“It’s routine for people in this situation to get wildly conflicting information,” said Edward Hasbrouck, author of “The Practical Nomad” series on around-the-world travel.
Boyington, for instance, said a Varig agent in Manaus, Brazil, told him United, a partner in the Star Alliance, would take over Varig’s canceled Sao Paulo-LAX route. That was wrong; Boyington was stranded two nights in Sao Paulo waiting for alternate flights. (He eventually flew to LAX by way of New York.)
The good news, Hasbrouck said, is that other airlines are “pretty good” about helping out when a carrier falters. Although it didn’t take over the Varig route, for instance, United honored Boyington’s revised ticket, flying him from New York to LAX at no extra cost, he said.
To help harried gate agents, Hasbrouck suggested, take charge of booking alternate flights. Get on the Internet or phone and look for other carriers that can get you to your destination. Then tell the troubled airline’s agents which flight you want and ask them to certify that your ticket can be used on another airline.
“Make it easy for them,” Hasbrouck said.
Boyington’s advice, learned the hard way, was this: “Don’t fly on a bankrupt airline.”
Easier said than done these days.

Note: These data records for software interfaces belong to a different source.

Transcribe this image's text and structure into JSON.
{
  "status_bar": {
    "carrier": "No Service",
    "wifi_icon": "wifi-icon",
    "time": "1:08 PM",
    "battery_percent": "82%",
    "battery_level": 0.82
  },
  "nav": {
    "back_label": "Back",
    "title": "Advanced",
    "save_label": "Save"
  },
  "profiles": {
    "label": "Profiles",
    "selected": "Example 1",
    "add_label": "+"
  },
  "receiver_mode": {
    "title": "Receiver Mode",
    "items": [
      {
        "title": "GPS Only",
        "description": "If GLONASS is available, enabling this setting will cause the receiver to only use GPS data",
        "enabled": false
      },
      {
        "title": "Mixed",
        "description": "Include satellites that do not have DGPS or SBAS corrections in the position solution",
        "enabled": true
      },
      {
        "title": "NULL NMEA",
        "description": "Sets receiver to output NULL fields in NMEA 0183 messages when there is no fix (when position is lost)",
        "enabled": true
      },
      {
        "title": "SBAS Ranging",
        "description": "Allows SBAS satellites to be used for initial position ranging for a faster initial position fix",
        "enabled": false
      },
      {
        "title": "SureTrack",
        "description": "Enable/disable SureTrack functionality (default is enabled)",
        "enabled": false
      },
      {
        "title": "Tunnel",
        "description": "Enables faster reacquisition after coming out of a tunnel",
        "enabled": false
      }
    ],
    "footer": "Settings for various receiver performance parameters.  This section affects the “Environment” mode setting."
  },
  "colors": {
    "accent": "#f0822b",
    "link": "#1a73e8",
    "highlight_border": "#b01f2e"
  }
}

Jane Engle welcomes comments but can’t respond individually to letters and calls. Write to Travel Insider, L.A. Times, 202 W. 1st St., L.A., CA 90012, or e-mail firstname.lastname@example.org.